The scope of work for modern data teams is expanding in interesting and exciting ways as teams gain independence through executive sponsorship and control over their own infrastructure with tools like Looker and dbt. However, this means that the cost of project misalignment has grown accordingly. Data teams now have to mitigate the risk of investing time into dbt models, documentation, tests, LookML models, even entire SaaS architectures that ultimately do not add business value.
One of the main ways that engineering and product teams mitigate these risks are by building prototypes. But in order to do this, data teams need to let go of their natural affinity for highly accurate data and instead become more comfortable validating ideas using approximate or hypothetical data. The payoff of doing this is the ability to have strategically valuable conversations early and often before the bulk of major development and analysis is performed. The value generated comes from engaging stakeholders in specific questions around representative intermediate data products. This results in clearer objectives and requirements with a higher likelihood of success. Build it once, build it right.
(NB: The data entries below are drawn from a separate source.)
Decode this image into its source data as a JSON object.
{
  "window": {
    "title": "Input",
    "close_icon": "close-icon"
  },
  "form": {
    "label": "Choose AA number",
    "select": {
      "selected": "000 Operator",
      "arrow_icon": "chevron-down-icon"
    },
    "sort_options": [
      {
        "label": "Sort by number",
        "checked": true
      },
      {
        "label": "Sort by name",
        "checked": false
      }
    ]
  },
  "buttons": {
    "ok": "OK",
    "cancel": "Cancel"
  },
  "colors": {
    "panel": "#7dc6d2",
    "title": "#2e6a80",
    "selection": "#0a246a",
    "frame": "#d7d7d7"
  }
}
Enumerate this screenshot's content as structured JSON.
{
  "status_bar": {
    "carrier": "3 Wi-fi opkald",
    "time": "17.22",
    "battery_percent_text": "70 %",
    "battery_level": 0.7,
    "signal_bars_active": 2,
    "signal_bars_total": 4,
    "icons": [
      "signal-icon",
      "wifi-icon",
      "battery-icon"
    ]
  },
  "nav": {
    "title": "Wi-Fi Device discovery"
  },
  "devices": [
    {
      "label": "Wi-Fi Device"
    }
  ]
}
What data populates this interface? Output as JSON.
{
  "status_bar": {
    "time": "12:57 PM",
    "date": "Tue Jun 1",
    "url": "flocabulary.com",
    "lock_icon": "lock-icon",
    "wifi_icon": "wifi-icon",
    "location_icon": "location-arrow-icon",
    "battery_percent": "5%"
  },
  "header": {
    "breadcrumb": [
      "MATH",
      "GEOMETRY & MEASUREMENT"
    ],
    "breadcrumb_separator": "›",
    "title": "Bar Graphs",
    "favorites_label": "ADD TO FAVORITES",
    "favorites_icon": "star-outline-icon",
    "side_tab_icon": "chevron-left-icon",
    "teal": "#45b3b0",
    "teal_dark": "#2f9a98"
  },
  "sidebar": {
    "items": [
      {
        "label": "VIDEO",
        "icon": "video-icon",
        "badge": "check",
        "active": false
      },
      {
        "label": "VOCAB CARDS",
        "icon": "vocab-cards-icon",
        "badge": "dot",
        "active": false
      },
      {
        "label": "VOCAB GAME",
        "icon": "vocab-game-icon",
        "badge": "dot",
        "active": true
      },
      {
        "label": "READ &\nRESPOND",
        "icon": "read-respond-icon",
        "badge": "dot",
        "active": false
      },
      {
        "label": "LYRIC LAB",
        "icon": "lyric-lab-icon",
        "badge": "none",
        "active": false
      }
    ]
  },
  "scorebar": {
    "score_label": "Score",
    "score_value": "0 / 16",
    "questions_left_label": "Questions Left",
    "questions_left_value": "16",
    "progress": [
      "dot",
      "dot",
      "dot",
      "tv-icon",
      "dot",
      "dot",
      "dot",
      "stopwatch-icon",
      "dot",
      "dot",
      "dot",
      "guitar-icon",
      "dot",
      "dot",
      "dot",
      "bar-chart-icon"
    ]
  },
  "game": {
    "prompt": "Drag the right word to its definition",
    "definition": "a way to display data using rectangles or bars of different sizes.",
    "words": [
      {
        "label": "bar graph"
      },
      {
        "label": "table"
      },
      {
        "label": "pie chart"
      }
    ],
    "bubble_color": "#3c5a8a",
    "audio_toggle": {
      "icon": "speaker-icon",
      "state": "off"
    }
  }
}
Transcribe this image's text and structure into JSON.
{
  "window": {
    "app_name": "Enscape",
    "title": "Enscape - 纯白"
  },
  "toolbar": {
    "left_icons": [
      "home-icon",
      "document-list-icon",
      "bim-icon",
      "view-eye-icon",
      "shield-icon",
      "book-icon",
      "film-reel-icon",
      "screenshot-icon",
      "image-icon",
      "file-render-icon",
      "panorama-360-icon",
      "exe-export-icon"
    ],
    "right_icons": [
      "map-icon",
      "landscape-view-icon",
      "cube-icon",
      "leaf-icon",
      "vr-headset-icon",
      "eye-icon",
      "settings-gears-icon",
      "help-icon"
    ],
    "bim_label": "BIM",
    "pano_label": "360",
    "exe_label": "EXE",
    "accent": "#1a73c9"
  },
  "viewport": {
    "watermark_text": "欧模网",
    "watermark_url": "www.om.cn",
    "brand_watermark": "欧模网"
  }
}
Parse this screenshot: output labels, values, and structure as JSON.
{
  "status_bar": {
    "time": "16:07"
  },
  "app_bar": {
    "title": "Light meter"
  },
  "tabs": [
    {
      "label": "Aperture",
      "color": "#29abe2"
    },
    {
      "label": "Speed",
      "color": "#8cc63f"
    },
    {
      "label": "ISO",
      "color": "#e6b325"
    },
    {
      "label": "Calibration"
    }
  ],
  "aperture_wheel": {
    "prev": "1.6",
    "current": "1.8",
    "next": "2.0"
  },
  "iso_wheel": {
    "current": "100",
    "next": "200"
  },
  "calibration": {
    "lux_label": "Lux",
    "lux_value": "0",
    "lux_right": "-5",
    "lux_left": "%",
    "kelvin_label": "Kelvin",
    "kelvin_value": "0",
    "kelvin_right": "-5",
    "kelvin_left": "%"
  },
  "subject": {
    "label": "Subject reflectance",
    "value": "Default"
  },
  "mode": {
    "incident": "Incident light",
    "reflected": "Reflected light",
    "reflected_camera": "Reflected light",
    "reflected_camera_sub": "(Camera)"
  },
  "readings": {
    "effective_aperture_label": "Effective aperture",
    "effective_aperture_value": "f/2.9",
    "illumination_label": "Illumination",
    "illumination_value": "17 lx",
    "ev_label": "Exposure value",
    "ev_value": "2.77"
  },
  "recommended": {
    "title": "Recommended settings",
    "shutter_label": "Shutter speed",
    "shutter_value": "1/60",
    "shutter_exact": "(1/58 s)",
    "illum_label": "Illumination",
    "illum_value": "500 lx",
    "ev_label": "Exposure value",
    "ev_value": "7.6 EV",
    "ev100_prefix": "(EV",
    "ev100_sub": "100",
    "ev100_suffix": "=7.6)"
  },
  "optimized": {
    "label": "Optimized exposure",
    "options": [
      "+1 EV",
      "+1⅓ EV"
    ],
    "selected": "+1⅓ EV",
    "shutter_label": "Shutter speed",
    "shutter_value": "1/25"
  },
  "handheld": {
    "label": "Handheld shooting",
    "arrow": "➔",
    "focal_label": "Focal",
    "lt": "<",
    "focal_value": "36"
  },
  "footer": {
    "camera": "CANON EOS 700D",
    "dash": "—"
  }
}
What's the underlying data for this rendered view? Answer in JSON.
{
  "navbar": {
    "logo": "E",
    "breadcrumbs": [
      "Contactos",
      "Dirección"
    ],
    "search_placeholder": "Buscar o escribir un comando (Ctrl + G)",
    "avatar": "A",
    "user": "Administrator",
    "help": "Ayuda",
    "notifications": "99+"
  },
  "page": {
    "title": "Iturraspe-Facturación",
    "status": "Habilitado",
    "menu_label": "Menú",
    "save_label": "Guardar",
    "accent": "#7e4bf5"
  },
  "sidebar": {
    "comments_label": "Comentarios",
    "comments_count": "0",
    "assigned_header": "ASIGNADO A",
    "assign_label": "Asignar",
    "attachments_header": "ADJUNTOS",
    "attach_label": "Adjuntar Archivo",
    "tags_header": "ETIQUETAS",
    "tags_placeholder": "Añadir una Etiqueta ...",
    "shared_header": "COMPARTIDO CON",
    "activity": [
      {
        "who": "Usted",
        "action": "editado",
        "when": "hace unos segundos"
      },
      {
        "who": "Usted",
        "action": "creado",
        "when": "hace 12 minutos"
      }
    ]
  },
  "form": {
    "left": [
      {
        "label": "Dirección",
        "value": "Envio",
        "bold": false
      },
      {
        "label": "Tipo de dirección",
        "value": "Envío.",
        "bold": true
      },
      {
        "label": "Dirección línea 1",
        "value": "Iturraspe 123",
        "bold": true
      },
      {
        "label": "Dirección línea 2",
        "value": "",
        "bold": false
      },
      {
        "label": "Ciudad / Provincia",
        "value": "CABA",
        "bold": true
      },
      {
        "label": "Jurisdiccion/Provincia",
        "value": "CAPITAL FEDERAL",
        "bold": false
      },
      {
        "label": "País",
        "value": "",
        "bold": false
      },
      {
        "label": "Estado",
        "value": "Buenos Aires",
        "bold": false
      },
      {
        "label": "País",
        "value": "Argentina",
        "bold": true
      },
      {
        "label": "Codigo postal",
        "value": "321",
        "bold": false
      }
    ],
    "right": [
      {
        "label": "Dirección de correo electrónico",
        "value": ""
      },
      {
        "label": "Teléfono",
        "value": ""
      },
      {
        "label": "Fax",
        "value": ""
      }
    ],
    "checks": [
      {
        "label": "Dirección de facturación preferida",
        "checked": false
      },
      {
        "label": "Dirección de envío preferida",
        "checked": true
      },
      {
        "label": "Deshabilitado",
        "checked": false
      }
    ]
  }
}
The following are some examples of strategies we have successfully used at HealthJoy which will be covered in the talk.
Data “focus group”: Asking questions in the complete absence of looking at the data to get at your stakeholder’s implicit assumptions, actionability, and desired outcomes. Questions like what trends do you expect to see in the data? Why do you think those trends exist? What would you do if you saw those trends? What would you do if you did not see those trends?
Data “wireframes”: Generating entirely fabricated datasets and plots (Google Sheets is great for this) and talking through how your stakeholders would use this data. This is great for making sure that key technical requirements are not being glossed over. The idea is to be able to perform an end-to-end task against fake data. Core questions include, show me how you would use this data or this plot.
Data “POCs”: Working through proofs of concept with the absolute minimum data, usually a tricky corner case to generate accurate technical requirements, such as for dbt models. This usually follows this after the “wireframe stage” and prevents you from trying to discover our requirements as you're building your tool. Core questions include talking through how corner cases were handled.
Data “simulation”: Using parallel data sets, even if they are known to be approximately accurate, as a way to drive high-level considerations like potential impact, total addressable market, and potential revenue. This is especially valuable in the product ideation stage. The results will only be as accurate as the data is, but the discussions will accurately capture the business considerations and strategy. Core questions include, what would have to be true about the data for this project to be successful?